What's the cost to human health?

While we are feeding an unprecedented number of people, there are still significant shortcomings. Ours may be the only generation in recorded human history to not live longer than our parents – a testament to the falling food values of our
diet, overeating and obesity-related illnesses in some parts of the world, and malnutrition, starvation in others. How did we get it so wrong?

The natural process

There are no chemical fertilisers or pesticides or herbicides in nature.

Organic wastes in natural forests fall to the ground where they are consumed by a plethora of micro-organisms. No-one has gone close to calculating how many species exist today, let alone what existed before human intervention, but some estimate them to be in the millions.

In a complex and poorly understood web, these species interact with each other and one organism’s byproduct is another’s
food. From the competitive melange that makes up our soils, nutrients and energy are constantly and sustainably returned to so-called higher plants where the process of capturing the sunlight and gases from the atmosphere results in even more life – a perfectly sustainable ecosystem, with increasing biomass.
Compare this to our man-made system in which biodiversity and biomass are spiralling ever-downwards. Unfortunately our intervention is growing - the clamour for clearing understorey in our native forests in the name of 'fire control' will lead to even greater decline.

There have been numerous studies of practical farming techniques utilising natural systems and it has been demonstrated that the elimination of chemical fertilisers, reductions in the use of pesticides and herbicides, show little or no loss in productivity.
The net result – which should be relished by farmers – is that profitability can go up, not down, by using these natural methods. Unfortunately most will keep doing what they have always done. And eventually go broke!

There are no irrigation channels in the natural Australian landscape. Instead, there are chains of ponds – swamps and wetlands, sometimes covering hundreds of square miles – connected only during floods by intermittent streams. Water is
retained in the landscape and does not flow 'unused' to the ocean. Plant and animal forms have adapted to this natural sequence, and thrive in what often appears as a barren and inhospitable landscape. As plant biomass increases, the flow of water is slowed, causing water levels in the swamplands to increase, thus providing more opportunity to grow more plants – and on goes the cycle.
The result – increased biomass, and increased biodiversity.

In nature, waste is always re-used locally. Everything is inter or co-dependent, and synergies abound. Plants and animals don't live in isolation, instead they are part of complex, diverse and inter-related communities. Monocultures seldom
exist, and by-products are processed then consumed where they fall.

An organism's by-products are exuded in a way to maximise the benefit to the organism. Plants, for example, exude simple sugars from their roots to eliminate their “wastes” - and micro-organisms convert these sugars into water soluble nutrients which are then used by the plant.

Everything is cycled and re-used in an upward spiral – increasing biomass and biodiversity. Nothing goes unused.

We are not as smart. In our industrial, chemical model, we create foods and other products, transport them vast distances to markets, in order to participate in a 'market economy'. Then we deal with our waste as a separate commodity, not part of our production cycle. What a con!

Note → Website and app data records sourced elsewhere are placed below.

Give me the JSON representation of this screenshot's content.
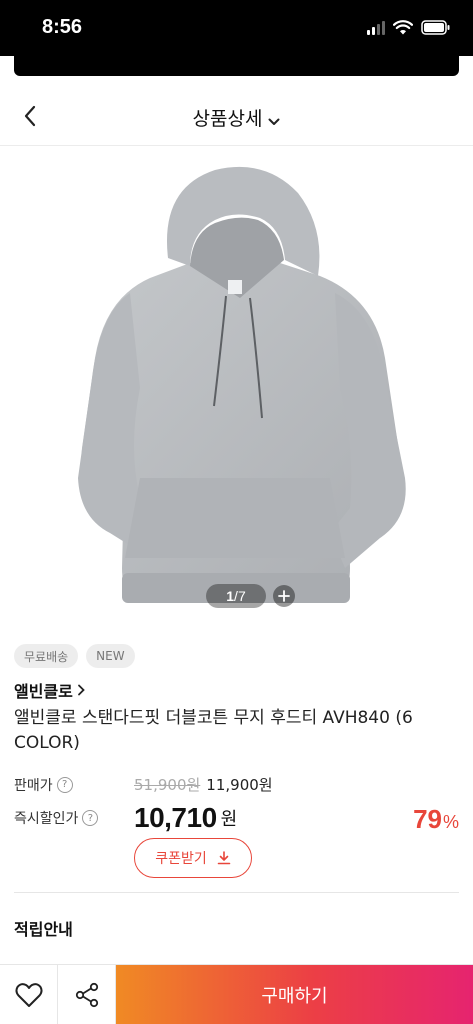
{
  "status_bar": {
    "time": "8:56"
  },
  "header": {
    "title": "상품상세"
  },
  "gallery": {
    "current": "1",
    "total": "7",
    "separator": "/"
  },
  "badges": [
    "무료배송",
    "NEW"
  ],
  "product": {
    "brand": "앨빈클로",
    "name": "앨빈클로 스탠다드핏 더블코튼 무지 후드티 AVH840 (6 COLOR)"
  },
  "pricing": {
    "sale_label": "판매가",
    "original_price": "51,900원",
    "sale_price": "11,900원",
    "instant_label": "즉시할인가",
    "final_price": "10,710",
    "final_unit": "원",
    "discount_value": "79",
    "discount_unit": "%"
  },
  "coupon": {
    "label": "쿠폰받기"
  },
  "points": {
    "title": "적립안내"
  },
  "bottom_bar": {
    "buy_label": "구매하기"
  },
  "colors": {
    "accent": "#e8463a",
    "buy_gradient_start": "#f08a24",
    "buy_gradient_end": "#e6246f",
    "hoodie": "#b9bcc0"
  },
  "icons": [
    "chevron-left-icon",
    "chevron-down-icon",
    "plus-icon",
    "question-icon",
    "chevron-right-icon",
    "download-icon",
    "heart-icon",
    "share-icon"
  ]
}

More info on Sustainability, Deep Ecology, Brittle Landscapes and heaps more can be
found at

Thursday, March 01, 2012

New website to help people find local food

A new website  has been set up at to help buyers find their food locally.
This fits well with our food miles policy.